- What the exercise asks -
The listing below has to be output exactly as given, less its pictures.

- Data under study -
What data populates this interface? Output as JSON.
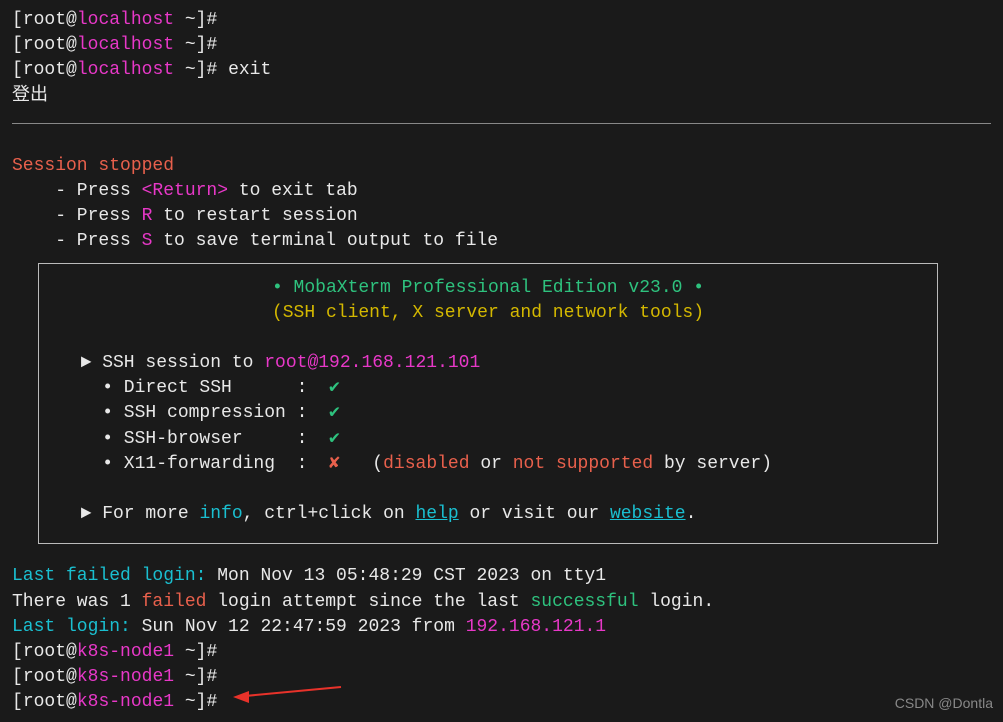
{
  "prompt": {
    "bracket_open": "[",
    "user": "root",
    "at": "@",
    "host_old": "localhost",
    "host_new": "k8s-node1",
    "path": " ~",
    "bracket_close": "]#",
    "exit_cmd": " exit"
  },
  "logout": "登出",
  "session": {
    "stopped": "Session stopped",
    "hint_return_a": "    - Press ",
    "hint_return_b": "<Return>",
    "hint_return_c": " to exit tab",
    "hint_r_a": "    - Press ",
    "hint_r_b": "R",
    "hint_r_c": " to restart session",
    "hint_s_a": "    - Press ",
    "hint_s_b": "S",
    "hint_s_c": " to save terminal output to file"
  },
  "box": {
    "title": "• MobaXterm Professional Edition v23.0 •",
    "subtitle": "(SSH client, X server and network tools)",
    "ssh_prefix": "  ► SSH session to ",
    "ssh_target": "root@192.168.121.101",
    "feat1": "    • Direct SSH      :  ",
    "feat2": "    • SSH compression :  ",
    "feat3": "    • SSH-browser     :  ",
    "feat4": "    • X11-forwarding  :  ",
    "check": "✔",
    "cross": "✘",
    "x11_a": "   (",
    "x11_b": "disabled",
    "x11_c": " or ",
    "x11_d": "not supported",
    "x11_e": " by server)",
    "more_a": "  ► For more ",
    "more_info": "info",
    "more_b": ", ctrl+click on ",
    "more_help": "help",
    "more_c": " or visit our ",
    "more_website": "website",
    "more_d": "."
  },
  "login": {
    "failed_label": "Last failed login:",
    "failed_time": " Mon Nov 13 05:48:29 CST 2023 on tty1",
    "attempt_a": "There was 1 ",
    "attempt_b": "failed",
    "attempt_c": " login attempt since the last ",
    "attempt_d": "successful",
    "attempt_e": " login.",
    "last_label": "Last login:",
    "last_time": " Sun Nov 12 22:47:59 2023 from ",
    "last_ip": "192.168.121.1"
  },
  "watermark": "CSDN @Dontla"
}
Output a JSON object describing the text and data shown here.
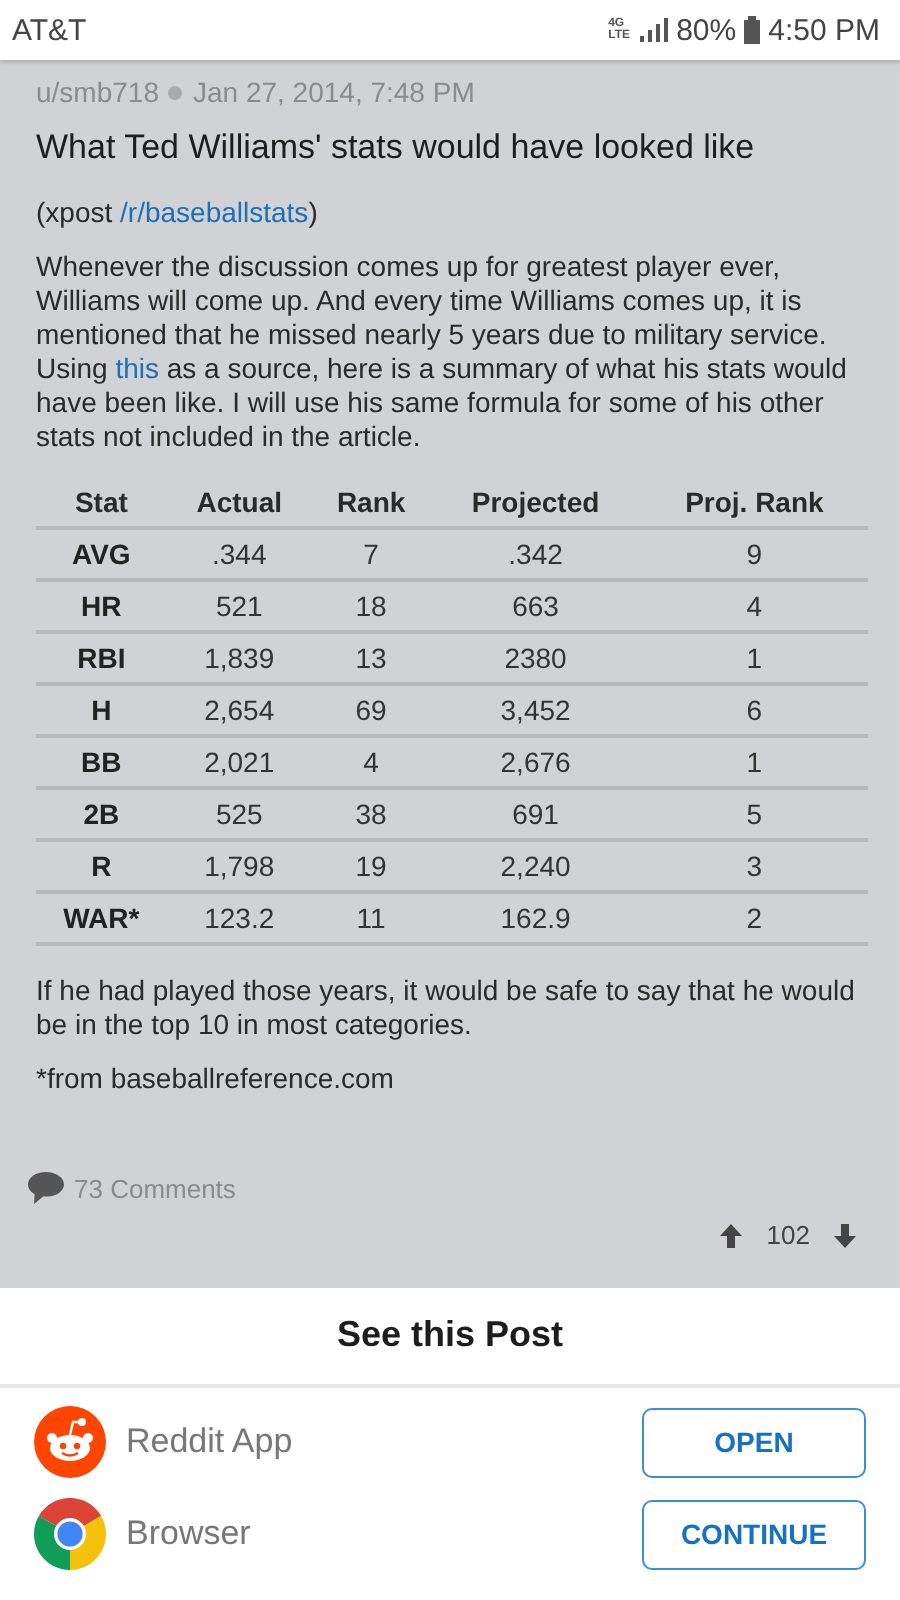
{
  "status_bar": {
    "carrier": "AT&T",
    "network": "4G LTE",
    "battery": "80%",
    "time": "4:50 PM"
  },
  "post": {
    "author": "u/smb718",
    "date": "Jan 27, 2014, 7:48 PM",
    "title": "What Ted Williams' stats would have looked like",
    "xpost": [
      {
        "kind": "text",
        "text": "(xpost "
      },
      {
        "kind": "link",
        "text": "/r/baseballstats"
      },
      {
        "kind": "text",
        "text": ")"
      }
    ],
    "body": [
      {
        "kind": "text",
        "text": "Whenever the discussion comes up for greatest player ever, Williams will come up. And every time Williams comes up, it is mentioned that he missed nearly 5 years due to military service. Using "
      },
      {
        "kind": "link",
        "text": "this"
      },
      {
        "kind": "text",
        "text": " as a source, here is a summary of what his stats would have been like. I will use his same formula for some of his other stats not included in the article."
      }
    ],
    "table": {
      "columns": [
        "Stat",
        "Actual",
        "Rank",
        "Projected",
        "Proj. Rank"
      ],
      "rows": [
        [
          "AVG",
          ".344",
          "7",
          ".342",
          "9"
        ],
        [
          "HR",
          "521",
          "18",
          "663",
          "4"
        ],
        [
          "RBI",
          "1,839",
          "13",
          "2380",
          "1"
        ],
        [
          "H",
          "2,654",
          "69",
          "3,452",
          "6"
        ],
        [
          "BB",
          "2,021",
          "4",
          "2,676",
          "1"
        ],
        [
          "2B",
          "525",
          "38",
          "691",
          "5"
        ],
        [
          "R",
          "1,798",
          "19",
          "2,240",
          "3"
        ],
        [
          "WAR*",
          "123.2",
          "11",
          "162.9",
          "2"
        ]
      ]
    },
    "after": [
      "If he had played those years, it would be safe to say that he would be in the top 10 in most categories.",
      "*from baseballreference.com"
    ],
    "comments": "73 Comments",
    "score": "102"
  },
  "sheet": {
    "title": "See this Post",
    "options": [
      {
        "kind": "reddit",
        "label": "Reddit App",
        "button": "OPEN"
      },
      {
        "kind": "browser",
        "label": "Browser",
        "button": "CONTINUE"
      }
    ]
  }
}
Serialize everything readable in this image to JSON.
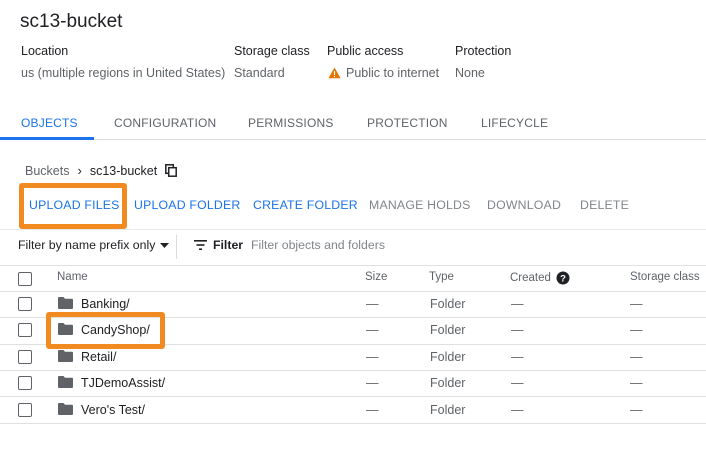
{
  "bucket": {
    "title": "sc13-bucket"
  },
  "meta": {
    "location": {
      "label": "Location",
      "value": "us (multiple regions in United States)"
    },
    "storage_class": {
      "label": "Storage class",
      "value": "Standard"
    },
    "public_access": {
      "label": "Public access",
      "value": "Public to internet",
      "icon": "warning-icon",
      "icon_color": "#e37400"
    },
    "protection": {
      "label": "Protection",
      "value": "None"
    }
  },
  "tabs": [
    {
      "label": "OBJECTS",
      "active": true
    },
    {
      "label": "CONFIGURATION"
    },
    {
      "label": "PERMISSIONS"
    },
    {
      "label": "PROTECTION"
    },
    {
      "label": "LIFECYCLE"
    }
  ],
  "breadcrumb": {
    "root": "Buckets",
    "separator": "›",
    "current": "sc13-bucket",
    "copy_icon": "copy-icon"
  },
  "actions": {
    "upload_files": "UPLOAD FILES",
    "upload_folder": "UPLOAD FOLDER",
    "create_folder": "CREATE FOLDER",
    "manage_holds": "MANAGE HOLDS",
    "download": "DOWNLOAD",
    "delete": "DELETE"
  },
  "filter": {
    "mode": "Filter by name prefix only",
    "label": "Filter",
    "placeholder": "Filter objects and folders"
  },
  "table": {
    "headers": {
      "name": "Name",
      "size": "Size",
      "type": "Type",
      "created": "Created",
      "storage_class": "Storage class"
    },
    "rows": [
      {
        "name": "Banking/",
        "size": "—",
        "type": "Folder",
        "created": "—",
        "storage_class": "—"
      },
      {
        "name": "CandyShop/",
        "size": "—",
        "type": "Folder",
        "created": "—",
        "storage_class": "—"
      },
      {
        "name": "Retail/",
        "size": "—",
        "type": "Folder",
        "created": "—",
        "storage_class": "—"
      },
      {
        "name": "TJDemoAssist/",
        "size": "—",
        "type": "Folder",
        "created": "—",
        "storage_class": "—"
      },
      {
        "name": "Vero's Test/",
        "size": "—",
        "type": "Folder",
        "created": "—",
        "storage_class": "—"
      }
    ]
  },
  "colors": {
    "accent": "#1a73e8",
    "highlight": "#f28a22",
    "warning": "#e37400"
  }
}
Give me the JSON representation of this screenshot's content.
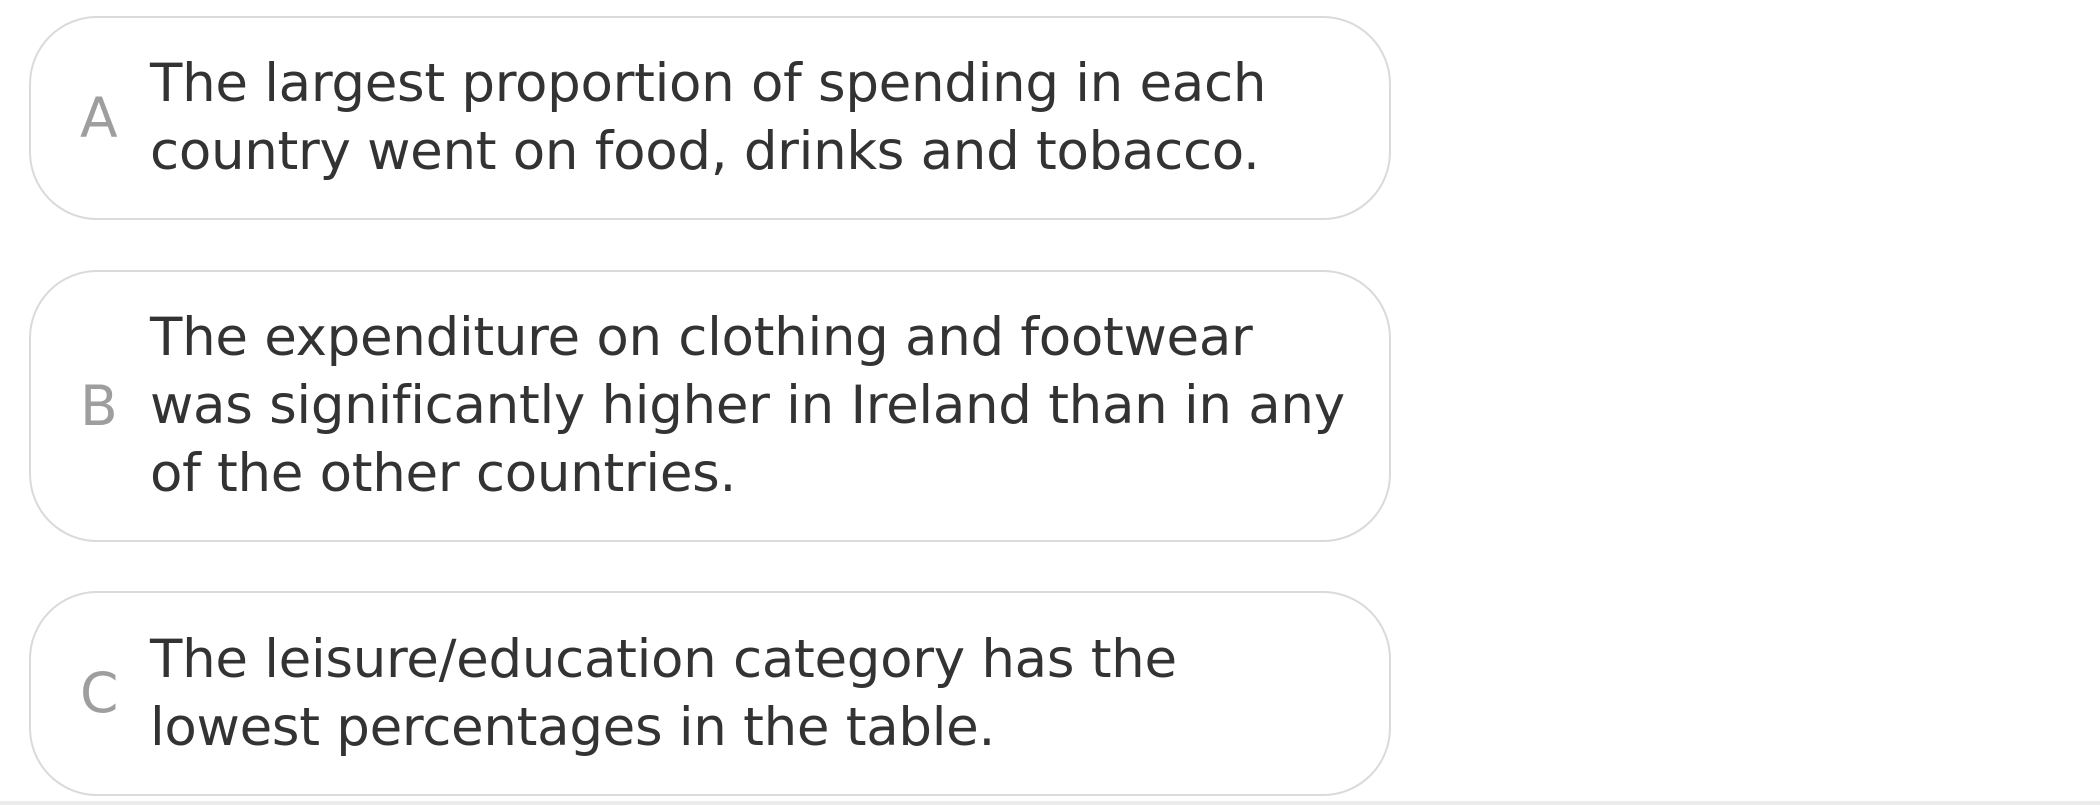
{
  "options": [
    {
      "letter": "A",
      "text": "The largest proportion of spending in each country went on food, drinks and tobacco."
    },
    {
      "letter": "B",
      "text": "The expenditure on clothing and footwear was significantly higher in Ireland than in any of the other countries."
    },
    {
      "letter": "C",
      "text": "The leisure/education category has the lowest percentages in the table."
    }
  ],
  "colors": {
    "border": "#dadada",
    "letter": "#9e9e9e",
    "text": "#333333",
    "background": "#ffffff"
  }
}
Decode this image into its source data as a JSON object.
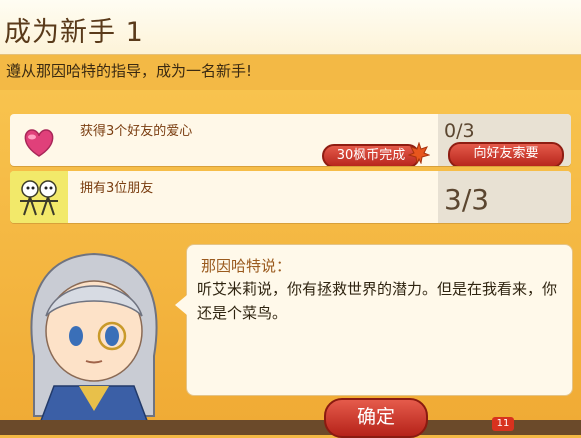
{
  "header": {
    "title": "成为新手 1"
  },
  "subtitle": "遵从那因哈特的指导，成为一名新手!",
  "tasks": [
    {
      "icon": "heart-icon",
      "name": "获得3个好友的爱心",
      "progress": "0/3",
      "coin_button": "30枫币完成",
      "ask_button": "向好友索要"
    },
    {
      "icon": "friends-icon",
      "name": "拥有3位朋友",
      "progress": "3/3"
    }
  ],
  "dialog": {
    "speaker": "那因哈特说：",
    "text": "听艾米莉说，你有拯救世界的潜力。但是在我看来，你还是个菜鸟。"
  },
  "confirm_label": "确定",
  "footer": {
    "badge": "11"
  },
  "colors": {
    "accent": "#f3b945",
    "button_red": "#c8342a",
    "text_brown": "#7a3d10"
  }
}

- Your solution -
What data populates this interface? Output as JSON.
{
  "prompt": {
    "bracket_open": "[",
    "user": "root",
    "at": "@",
    "host_old": "localhost",
    "host_new": "k8s-node1",
    "path": " ~",
    "bracket_close": "]#",
    "exit_cmd": " exit"
  },
  "logout": "登出",
  "session": {
    "stopped": "Session stopped",
    "hint_return_a": "    - Press ",
    "hint_return_b": "<Return>",
    "hint_return_c": " to exit tab",
    "hint_r_a": "    - Press ",
    "hint_r_b": "R",
    "hint_r_c": " to restart session",
    "hint_s_a": "    - Press ",
    "hint_s_b": "S",
    "hint_s_c": " to save terminal output to file"
  },
  "box": {
    "title": "• MobaXterm Professional Edition v23.0 •",
    "subtitle": "(SSH client, X server and network tools)",
    "ssh_prefix": "  ► SSH session to ",
    "ssh_target": "root@192.168.121.101",
    "feat1": "    • Direct SSH      :  ",
    "feat2": "    • SSH compression :  ",
    "feat3": "    • SSH-browser     :  ",
    "feat4": "    • X11-forwarding  :  ",
    "check": "✔",
    "cross": "✘",
    "x11_a": "   (",
    "x11_b": "disabled",
    "x11_c": " or ",
    "x11_d": "not supported",
    "x11_e": " by server)",
    "more_a": "  ► For more ",
    "more_info": "info",
    "more_b": ", ctrl+click on ",
    "more_help": "help",
    "more_c": " or visit our ",
    "more_website": "website",
    "more_d": "."
  },
  "login": {
    "failed_label": "Last failed login:",
    "failed_time": " Mon Nov 13 05:48:29 CST 2023 on tty1",
    "attempt_a": "There was 1 ",
    "attempt_b": "failed",
    "attempt_c": " login attempt since the last ",
    "attempt_d": "successful",
    "attempt_e": " login.",
    "last_label": "Last login:",
    "last_time": " Sun Nov 12 22:47:59 2023 from ",
    "last_ip": "192.168.121.1"
  },
  "watermark": "CSDN @Dontla"
}
Output a JSON object describing the text and data shown here.
{
  "status_bar": {
    "carrier": "AT&T",
    "network": "4G LTE",
    "battery": "80%",
    "time": "4:50 PM"
  },
  "post": {
    "author": "u/smb718",
    "date": "Jan 27, 2014, 7:48 PM",
    "title": "What Ted Williams' stats would have looked like",
    "xpost": [
      {
        "kind": "text",
        "text": "(xpost "
      },
      {
        "kind": "link",
        "text": "/r/baseballstats"
      },
      {
        "kind": "text",
        "text": ")"
      }
    ],
    "body": [
      {
        "kind": "text",
        "text": "Whenever the discussion comes up for greatest player ever, Williams will come up. And every time Williams comes up, it is mentioned that he missed nearly 5 years due to military service. Using "
      },
      {
        "kind": "link",
        "text": "this"
      },
      {
        "kind": "text",
        "text": " as a source, here is a summary of what his stats would have been like. I will use his same formula for some of his other stats not included in the article."
      }
    ],
    "table": {
      "columns": [
        "Stat",
        "Actual",
        "Rank",
        "Projected",
        "Proj. Rank"
      ],
      "rows": [
        [
          "AVG",
          ".344",
          "7",
          ".342",
          "9"
        ],
        [
          "HR",
          "521",
          "18",
          "663",
          "4"
        ],
        [
          "RBI",
          "1,839",
          "13",
          "2380",
          "1"
        ],
        [
          "H",
          "2,654",
          "69",
          "3,452",
          "6"
        ],
        [
          "BB",
          "2,021",
          "4",
          "2,676",
          "1"
        ],
        [
          "2B",
          "525",
          "38",
          "691",
          "5"
        ],
        [
          "R",
          "1,798",
          "19",
          "2,240",
          "3"
        ],
        [
          "WAR*",
          "123.2",
          "11",
          "162.9",
          "2"
        ]
      ]
    },
    "after": [
      "If he had played those years, it would be safe to say that he would be in the top 10 in most categories.",
      "*from baseballreference.com"
    ],
    "comments": "73 Comments",
    "score": "102"
  },
  "sheet": {
    "title": "See this Post",
    "options": [
      {
        "kind": "reddit",
        "label": "Reddit App",
        "button": "OPEN"
      },
      {
        "kind": "browser",
        "label": "Browser",
        "button": "CONTINUE"
      }
    ]
  }
}
Serialize everything readable in this image to JSON.
{
  "bucket": {
    "title": "sc13-bucket"
  },
  "meta": {
    "location": {
      "label": "Location",
      "value": "us (multiple regions in United States)"
    },
    "storage_class": {
      "label": "Storage class",
      "value": "Standard"
    },
    "public_access": {
      "label": "Public access",
      "value": "Public to internet",
      "icon": "warning-icon",
      "icon_color": "#e37400"
    },
    "protection": {
      "label": "Protection",
      "value": "None"
    }
  },
  "tabs": [
    {
      "label": "OBJECTS",
      "active": true
    },
    {
      "label": "CONFIGURATION"
    },
    {
      "label": "PERMISSIONS"
    },
    {
      "label": "PROTECTION"
    },
    {
      "label": "LIFECYCLE"
    }
  ],
  "breadcrumb": {
    "root": "Buckets",
    "separator": "›",
    "current": "sc13-bucket",
    "copy_icon": "copy-icon"
  },
  "actions": {
    "upload_files": "UPLOAD FILES",
    "upload_folder": "UPLOAD FOLDER",
    "create_folder": "CREATE FOLDER",
    "manage_holds": "MANAGE HOLDS",
    "download": "DOWNLOAD",
    "delete": "DELETE"
  },
  "filter": {
    "mode": "Filter by name prefix only",
    "label": "Filter",
    "placeholder": "Filter objects and folders"
  },
  "table": {
    "headers": {
      "name": "Name",
      "size": "Size",
      "type": "Type",
      "created": "Created",
      "storage_class": "Storage class"
    },
    "rows": [
      {
        "name": "Banking/",
        "size": "—",
        "type": "Folder",
        "created": "—",
        "storage_class": "—"
      },
      {
        "name": "CandyShop/",
        "size": "—",
        "type": "Folder",
        "created": "—",
        "storage_class": "—"
      },
      {
        "name": "Retail/",
        "size": "—",
        "type": "Folder",
        "created": "—",
        "storage_class": "—"
      },
      {
        "name": "TJDemoAssist/",
        "size": "—",
        "type": "Folder",
        "created": "—",
        "storage_class": "—"
      },
      {
        "name": "Vero's Test/",
        "size": "—",
        "type": "Folder",
        "created": "—",
        "storage_class": "—"
      }
    ]
  },
  "colors": {
    "accent": "#1a73e8",
    "highlight": "#f28a22",
    "warning": "#e37400"
  }
}
Give me the JSON representation of this screenshot's content.
{
  "options": [
    {
      "letter": "A",
      "text": "The largest proportion of spending in each country went on food, drinks and tobacco."
    },
    {
      "letter": "B",
      "text": "The expenditure on clothing and footwear was significantly higher in Ireland than in any of the other countries."
    },
    {
      "letter": "C",
      "text": "The leisure/education category has the lowest percentages in the table."
    }
  ],
  "colors": {
    "border": "#dadada",
    "letter": "#9e9e9e",
    "text": "#333333",
    "background": "#ffffff"
  }
}
Decode this image into its source data as a JSON object.
{
  "header": {
    "title": "成为新手 1"
  },
  "subtitle": "遵从那因哈特的指导，成为一名新手!",
  "tasks": [
    {
      "icon": "heart-icon",
      "name": "获得3个好友的爱心",
      "progress": "0/3",
      "coin_button": "30枫币完成",
      "ask_button": "向好友索要"
    },
    {
      "icon": "friends-icon",
      "name": "拥有3位朋友",
      "progress": "3/3"
    }
  ],
  "dialog": {
    "speaker": "那因哈特说：",
    "text": "听艾米莉说，你有拯救世界的潜力。但是在我看来，你还是个菜鸟。"
  },
  "confirm_label": "确定",
  "footer": {
    "badge": "11"
  },
  "colors": {
    "accent": "#f3b945",
    "button_red": "#c8342a",
    "text_brown": "#7a3d10"
  }
}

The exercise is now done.